__TASK GOAL__
Provide the number of lines in the entries below containing "cassandra", with no further words.

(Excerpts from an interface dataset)
-*-*-
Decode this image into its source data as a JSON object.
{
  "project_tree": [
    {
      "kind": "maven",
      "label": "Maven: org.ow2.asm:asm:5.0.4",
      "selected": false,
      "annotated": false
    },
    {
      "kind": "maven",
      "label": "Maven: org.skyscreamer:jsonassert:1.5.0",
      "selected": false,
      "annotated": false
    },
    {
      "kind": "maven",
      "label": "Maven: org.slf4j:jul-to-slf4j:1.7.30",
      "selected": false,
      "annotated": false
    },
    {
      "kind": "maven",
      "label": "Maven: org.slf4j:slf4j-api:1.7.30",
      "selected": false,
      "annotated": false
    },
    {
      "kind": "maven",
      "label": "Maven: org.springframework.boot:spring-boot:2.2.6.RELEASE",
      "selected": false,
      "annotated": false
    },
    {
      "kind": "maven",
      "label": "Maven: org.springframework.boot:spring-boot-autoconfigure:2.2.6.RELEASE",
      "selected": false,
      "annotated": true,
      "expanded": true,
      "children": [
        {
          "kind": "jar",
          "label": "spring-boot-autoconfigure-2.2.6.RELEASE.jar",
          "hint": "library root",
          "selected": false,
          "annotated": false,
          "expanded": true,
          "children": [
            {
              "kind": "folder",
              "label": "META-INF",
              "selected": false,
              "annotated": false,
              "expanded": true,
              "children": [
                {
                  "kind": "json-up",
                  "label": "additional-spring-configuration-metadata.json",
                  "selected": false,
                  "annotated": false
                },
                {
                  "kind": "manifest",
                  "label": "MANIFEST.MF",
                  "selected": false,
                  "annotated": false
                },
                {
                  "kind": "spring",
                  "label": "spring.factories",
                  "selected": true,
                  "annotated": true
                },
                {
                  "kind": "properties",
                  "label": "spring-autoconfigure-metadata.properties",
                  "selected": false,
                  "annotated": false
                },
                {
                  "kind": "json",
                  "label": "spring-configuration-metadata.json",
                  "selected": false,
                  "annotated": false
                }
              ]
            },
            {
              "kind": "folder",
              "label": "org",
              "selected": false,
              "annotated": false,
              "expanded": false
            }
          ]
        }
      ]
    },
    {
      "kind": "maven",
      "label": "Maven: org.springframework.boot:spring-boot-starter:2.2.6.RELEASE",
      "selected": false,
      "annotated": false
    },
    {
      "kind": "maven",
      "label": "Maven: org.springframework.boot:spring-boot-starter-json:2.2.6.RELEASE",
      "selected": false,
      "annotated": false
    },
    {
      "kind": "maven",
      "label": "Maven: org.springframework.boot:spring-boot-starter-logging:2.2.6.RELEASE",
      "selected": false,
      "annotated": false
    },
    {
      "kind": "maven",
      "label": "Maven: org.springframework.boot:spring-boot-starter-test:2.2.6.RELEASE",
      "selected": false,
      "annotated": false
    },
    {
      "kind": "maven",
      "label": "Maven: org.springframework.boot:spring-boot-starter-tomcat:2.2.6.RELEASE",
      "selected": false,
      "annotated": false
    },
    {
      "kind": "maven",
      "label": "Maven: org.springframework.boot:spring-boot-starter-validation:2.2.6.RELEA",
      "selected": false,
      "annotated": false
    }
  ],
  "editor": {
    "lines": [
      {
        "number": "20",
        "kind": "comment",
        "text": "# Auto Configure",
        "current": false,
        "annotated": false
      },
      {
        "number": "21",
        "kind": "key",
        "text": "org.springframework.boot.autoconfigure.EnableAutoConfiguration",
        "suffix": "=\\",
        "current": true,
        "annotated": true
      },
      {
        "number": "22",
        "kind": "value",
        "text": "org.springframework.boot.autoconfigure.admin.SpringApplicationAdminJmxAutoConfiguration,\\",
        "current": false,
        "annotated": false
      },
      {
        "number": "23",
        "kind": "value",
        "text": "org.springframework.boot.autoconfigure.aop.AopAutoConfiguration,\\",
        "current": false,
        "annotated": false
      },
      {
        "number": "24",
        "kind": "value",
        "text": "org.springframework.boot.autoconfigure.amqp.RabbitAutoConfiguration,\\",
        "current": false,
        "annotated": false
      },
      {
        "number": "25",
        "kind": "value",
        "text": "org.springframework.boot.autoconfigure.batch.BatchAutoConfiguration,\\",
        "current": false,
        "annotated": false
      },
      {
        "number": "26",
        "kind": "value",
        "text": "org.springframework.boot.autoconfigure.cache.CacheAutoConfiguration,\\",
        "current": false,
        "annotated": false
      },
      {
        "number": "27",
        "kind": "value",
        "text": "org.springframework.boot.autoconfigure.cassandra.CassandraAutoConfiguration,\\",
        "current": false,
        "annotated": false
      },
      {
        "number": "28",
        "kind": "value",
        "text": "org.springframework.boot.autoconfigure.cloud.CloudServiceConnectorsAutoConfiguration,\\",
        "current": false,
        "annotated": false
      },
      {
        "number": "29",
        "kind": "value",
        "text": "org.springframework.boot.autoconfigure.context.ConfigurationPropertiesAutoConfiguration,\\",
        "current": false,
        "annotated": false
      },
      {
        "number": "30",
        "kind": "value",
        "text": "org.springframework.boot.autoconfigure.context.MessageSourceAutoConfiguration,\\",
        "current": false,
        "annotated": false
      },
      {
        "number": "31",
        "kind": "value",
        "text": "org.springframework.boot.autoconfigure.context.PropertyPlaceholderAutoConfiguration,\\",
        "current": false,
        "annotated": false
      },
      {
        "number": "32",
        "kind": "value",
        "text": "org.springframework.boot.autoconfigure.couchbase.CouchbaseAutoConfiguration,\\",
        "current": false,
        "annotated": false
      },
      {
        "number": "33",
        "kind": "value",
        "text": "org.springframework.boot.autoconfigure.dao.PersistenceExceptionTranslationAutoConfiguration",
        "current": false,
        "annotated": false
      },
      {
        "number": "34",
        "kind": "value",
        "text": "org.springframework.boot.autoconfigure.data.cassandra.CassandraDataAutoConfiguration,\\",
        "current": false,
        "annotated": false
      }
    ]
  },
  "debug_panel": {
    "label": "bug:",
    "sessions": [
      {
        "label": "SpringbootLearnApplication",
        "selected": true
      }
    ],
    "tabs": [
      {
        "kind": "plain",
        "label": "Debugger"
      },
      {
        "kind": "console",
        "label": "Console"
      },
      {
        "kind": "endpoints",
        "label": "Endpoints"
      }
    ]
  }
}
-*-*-
__RESPONSE__
2